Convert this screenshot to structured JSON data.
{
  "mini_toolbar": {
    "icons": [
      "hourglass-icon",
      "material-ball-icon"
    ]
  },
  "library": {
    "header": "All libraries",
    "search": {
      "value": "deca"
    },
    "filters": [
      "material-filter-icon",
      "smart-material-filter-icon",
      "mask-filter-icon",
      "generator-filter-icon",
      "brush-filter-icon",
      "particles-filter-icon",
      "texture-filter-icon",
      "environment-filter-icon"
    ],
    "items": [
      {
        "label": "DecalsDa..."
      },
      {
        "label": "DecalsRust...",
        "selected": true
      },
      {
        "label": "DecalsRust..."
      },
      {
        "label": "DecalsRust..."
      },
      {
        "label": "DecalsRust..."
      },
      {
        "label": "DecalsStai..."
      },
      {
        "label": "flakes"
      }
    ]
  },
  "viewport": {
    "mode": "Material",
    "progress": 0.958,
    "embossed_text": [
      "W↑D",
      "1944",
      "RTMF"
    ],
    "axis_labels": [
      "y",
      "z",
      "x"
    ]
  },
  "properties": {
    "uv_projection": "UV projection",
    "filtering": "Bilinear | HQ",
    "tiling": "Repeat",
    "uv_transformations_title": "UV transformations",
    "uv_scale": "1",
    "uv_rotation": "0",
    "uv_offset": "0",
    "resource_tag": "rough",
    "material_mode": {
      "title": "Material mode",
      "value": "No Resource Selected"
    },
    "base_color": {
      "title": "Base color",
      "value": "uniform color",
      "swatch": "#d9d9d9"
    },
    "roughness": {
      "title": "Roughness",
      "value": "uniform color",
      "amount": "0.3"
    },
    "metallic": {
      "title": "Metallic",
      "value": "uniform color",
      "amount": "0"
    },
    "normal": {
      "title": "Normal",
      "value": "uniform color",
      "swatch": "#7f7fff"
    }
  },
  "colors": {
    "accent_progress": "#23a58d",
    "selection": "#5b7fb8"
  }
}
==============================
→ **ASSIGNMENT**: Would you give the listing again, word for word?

→ **OUTPUT FOR THIS TASK**:
Convert this screenshot to structured JSON data.
{
  "mini_toolbar": {
    "icons": [
      "hourglass-icon",
      "material-ball-icon"
    ]
  },
  "library": {
    "header": "All libraries",
    "search": {
      "value": "deca"
    },
    "filters": [
      "material-filter-icon",
      "smart-material-filter-icon",
      "mask-filter-icon",
      "generator-filter-icon",
      "brush-filter-icon",
      "particles-filter-icon",
      "texture-filter-icon",
      "environment-filter-icon"
    ],
    "items": [
      {
        "label": "DecalsDa..."
      },
      {
        "label": "DecalsRust...",
        "selected": true
      },
      {
        "label": "DecalsRust..."
      },
      {
        "label": "DecalsRust..."
      },
      {
        "label": "DecalsRust..."
      },
      {
        "label": "DecalsStai..."
      },
      {
        "label": "flakes"
      }
    ]
  },
  "viewport": {
    "mode": "Material",
    "progress": 0.958,
    "embossed_text": [
      "W↑D",
      "1944",
      "RTMF"
    ],
    "axis_labels": [
      "y",
      "z",
      "x"
    ]
  },
  "properties": {
    "uv_projection": "UV projection",
    "filtering": "Bilinear | HQ",
    "tiling": "Repeat",
    "uv_transformations_title": "UV transformations",
    "uv_scale": "1",
    "uv_rotation": "0",
    "uv_offset": "0",
    "resource_tag": "rough",
    "material_mode": {
      "title": "Material mode",
      "value": "No Resource Selected"
    },
    "base_color": {
      "title": "Base color",
      "value": "uniform color",
      "swatch": "#d9d9d9"
    },
    "roughness": {
      "title": "Roughness",
      "value": "uniform color",
      "amount": "0.3"
    },
    "metallic": {
      "title": "Metallic",
      "value": "uniform color",
      "amount": "0"
    },
    "normal": {
      "title": "Normal",
      "value": "uniform color",
      "swatch": "#7f7fff"
    }
  },
  "colors": {
    "accent_progress": "#23a58d",
    "selection": "#5b7fb8"
  }
}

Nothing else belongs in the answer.